The Constitution does not include a congressional power to override state laws. It does not give the judicial branch unlimited jurisdiction over all matters. It does not provide Congress with the power to legislate over everything. This is verified by the simple fact that attempts to make these principles part of the Constitution were soundly rejected by its signers.
To affirm these principles, the State of Utah will be considering House Concurrent Resolution 2 (HCR2) in 2010. The resolution, sponsored by Julie Fisher, “urges the federal government and United States Congress to repeal and prohibit regulations and laws infringing upon the rights of states under the Tenth Amendment to the United States Constitution.”
While, non-binding, the resolution is an essential first step towards restoring state-sovereignty. It makes clear that the legislature stands in support of the Constitution of the Founders and paves the way for follow up legislation to nullify federal laws and regulations.
If passed, Utah will join 7 other states who’ve done so since early 2009. Click here to see the full list.
Latest posts by Michael Boldin (see all)
- Yes, both Republicans and Democrats are Awful - August 28, 2015
- Gone: 16 Things that Wouldn’t Exist if the Constitution were Followed - August 26, 2015

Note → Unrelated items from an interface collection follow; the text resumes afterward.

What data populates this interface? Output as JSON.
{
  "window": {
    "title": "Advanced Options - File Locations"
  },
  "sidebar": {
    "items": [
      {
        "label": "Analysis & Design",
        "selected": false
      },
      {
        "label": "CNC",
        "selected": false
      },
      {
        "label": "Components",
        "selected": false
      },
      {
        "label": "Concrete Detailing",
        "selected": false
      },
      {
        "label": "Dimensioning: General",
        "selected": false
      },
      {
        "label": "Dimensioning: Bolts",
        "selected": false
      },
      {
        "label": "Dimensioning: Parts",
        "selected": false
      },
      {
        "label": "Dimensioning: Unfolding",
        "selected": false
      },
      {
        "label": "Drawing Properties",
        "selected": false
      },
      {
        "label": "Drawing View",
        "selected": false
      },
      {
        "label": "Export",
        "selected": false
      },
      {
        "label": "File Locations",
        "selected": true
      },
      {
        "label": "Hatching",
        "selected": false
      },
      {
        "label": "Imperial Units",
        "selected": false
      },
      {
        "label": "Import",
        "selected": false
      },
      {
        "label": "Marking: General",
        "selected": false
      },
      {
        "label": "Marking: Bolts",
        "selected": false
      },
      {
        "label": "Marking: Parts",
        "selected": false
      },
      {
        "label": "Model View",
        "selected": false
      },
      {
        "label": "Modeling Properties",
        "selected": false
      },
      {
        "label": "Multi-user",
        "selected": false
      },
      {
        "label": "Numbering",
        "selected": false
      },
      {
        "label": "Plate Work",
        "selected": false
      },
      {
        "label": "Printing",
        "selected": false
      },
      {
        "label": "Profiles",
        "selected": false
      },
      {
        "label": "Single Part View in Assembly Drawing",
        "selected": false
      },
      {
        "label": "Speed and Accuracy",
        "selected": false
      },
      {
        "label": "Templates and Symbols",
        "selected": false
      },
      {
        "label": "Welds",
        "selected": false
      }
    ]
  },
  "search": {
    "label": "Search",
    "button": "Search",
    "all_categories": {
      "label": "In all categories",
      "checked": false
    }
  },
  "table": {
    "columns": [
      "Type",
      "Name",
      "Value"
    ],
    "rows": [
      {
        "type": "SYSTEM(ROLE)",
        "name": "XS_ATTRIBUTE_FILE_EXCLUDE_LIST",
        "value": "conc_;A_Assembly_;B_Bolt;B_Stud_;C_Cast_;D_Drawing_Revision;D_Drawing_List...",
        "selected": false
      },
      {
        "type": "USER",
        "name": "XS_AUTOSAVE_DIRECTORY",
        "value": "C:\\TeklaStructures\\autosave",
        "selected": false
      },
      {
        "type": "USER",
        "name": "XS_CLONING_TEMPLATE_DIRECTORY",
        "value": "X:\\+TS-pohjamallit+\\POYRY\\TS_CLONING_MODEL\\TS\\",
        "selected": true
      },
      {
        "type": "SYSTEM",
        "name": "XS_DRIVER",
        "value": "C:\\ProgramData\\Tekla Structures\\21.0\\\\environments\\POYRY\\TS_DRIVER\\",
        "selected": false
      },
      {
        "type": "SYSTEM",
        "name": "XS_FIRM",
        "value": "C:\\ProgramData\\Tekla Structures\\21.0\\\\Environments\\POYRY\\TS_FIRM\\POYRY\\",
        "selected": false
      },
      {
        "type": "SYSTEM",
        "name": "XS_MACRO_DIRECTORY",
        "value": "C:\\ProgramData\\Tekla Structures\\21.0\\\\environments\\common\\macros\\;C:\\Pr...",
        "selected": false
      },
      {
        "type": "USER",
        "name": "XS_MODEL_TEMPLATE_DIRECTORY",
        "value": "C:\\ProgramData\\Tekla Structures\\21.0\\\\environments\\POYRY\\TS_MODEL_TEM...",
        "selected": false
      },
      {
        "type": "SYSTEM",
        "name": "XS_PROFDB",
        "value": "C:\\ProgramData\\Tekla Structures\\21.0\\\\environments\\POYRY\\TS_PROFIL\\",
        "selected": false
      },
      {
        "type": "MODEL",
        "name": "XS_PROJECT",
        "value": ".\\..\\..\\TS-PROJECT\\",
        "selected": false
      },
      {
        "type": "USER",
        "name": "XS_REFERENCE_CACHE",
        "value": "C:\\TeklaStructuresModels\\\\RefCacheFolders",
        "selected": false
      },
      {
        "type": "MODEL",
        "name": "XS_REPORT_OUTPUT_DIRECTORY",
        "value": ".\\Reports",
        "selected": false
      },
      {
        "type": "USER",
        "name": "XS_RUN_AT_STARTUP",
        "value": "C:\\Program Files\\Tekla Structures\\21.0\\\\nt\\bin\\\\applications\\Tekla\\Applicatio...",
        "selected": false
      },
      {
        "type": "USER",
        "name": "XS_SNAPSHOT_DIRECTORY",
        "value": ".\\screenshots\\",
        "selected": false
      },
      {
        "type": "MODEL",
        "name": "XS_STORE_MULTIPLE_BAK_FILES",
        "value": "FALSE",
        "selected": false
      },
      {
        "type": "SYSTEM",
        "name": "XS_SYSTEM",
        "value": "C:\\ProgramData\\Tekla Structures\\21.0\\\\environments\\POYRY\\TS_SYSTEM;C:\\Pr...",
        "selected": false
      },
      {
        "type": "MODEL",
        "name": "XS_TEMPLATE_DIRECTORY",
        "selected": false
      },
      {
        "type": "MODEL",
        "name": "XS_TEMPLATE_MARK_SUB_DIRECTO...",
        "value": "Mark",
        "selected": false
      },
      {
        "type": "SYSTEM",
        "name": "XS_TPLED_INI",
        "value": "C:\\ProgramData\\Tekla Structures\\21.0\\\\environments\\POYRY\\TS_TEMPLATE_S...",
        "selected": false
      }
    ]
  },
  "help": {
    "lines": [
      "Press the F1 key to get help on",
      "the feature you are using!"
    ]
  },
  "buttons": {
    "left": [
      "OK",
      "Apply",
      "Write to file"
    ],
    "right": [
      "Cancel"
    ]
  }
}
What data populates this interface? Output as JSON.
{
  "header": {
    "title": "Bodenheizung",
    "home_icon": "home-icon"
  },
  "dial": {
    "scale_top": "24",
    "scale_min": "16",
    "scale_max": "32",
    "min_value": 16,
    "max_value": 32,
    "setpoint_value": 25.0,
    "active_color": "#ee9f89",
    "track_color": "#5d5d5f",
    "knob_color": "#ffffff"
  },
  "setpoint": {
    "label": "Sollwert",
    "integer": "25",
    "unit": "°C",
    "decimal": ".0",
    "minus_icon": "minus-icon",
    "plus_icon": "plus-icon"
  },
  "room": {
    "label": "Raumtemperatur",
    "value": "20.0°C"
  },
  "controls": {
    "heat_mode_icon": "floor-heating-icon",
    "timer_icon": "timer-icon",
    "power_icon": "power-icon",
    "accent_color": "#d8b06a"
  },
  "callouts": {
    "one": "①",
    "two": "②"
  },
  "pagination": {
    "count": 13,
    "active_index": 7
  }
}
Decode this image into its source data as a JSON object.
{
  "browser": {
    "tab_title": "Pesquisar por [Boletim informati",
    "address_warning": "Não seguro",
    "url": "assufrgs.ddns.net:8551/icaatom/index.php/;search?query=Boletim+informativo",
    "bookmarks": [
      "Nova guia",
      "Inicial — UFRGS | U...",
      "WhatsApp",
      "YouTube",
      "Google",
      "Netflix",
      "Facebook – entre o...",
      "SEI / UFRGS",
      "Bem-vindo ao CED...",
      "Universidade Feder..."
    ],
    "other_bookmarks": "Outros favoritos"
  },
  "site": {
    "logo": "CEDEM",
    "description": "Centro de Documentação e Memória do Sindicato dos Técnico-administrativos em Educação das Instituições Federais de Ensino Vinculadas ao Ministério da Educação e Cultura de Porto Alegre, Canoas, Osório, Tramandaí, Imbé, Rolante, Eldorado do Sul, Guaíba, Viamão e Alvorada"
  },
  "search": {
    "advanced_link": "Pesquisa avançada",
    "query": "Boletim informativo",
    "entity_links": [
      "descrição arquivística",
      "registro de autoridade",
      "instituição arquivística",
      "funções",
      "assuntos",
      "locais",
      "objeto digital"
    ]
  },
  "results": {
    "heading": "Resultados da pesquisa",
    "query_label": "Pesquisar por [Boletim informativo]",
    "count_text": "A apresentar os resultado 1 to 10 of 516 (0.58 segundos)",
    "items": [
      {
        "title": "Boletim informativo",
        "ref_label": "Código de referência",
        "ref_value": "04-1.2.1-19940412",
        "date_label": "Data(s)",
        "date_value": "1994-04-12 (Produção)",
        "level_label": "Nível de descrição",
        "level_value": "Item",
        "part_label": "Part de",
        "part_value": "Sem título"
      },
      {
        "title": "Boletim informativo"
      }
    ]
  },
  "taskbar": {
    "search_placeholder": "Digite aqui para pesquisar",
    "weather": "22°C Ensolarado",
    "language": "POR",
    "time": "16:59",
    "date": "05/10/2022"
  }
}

- An Interesting Difference Between Republicans and Democrats - August 25, 2015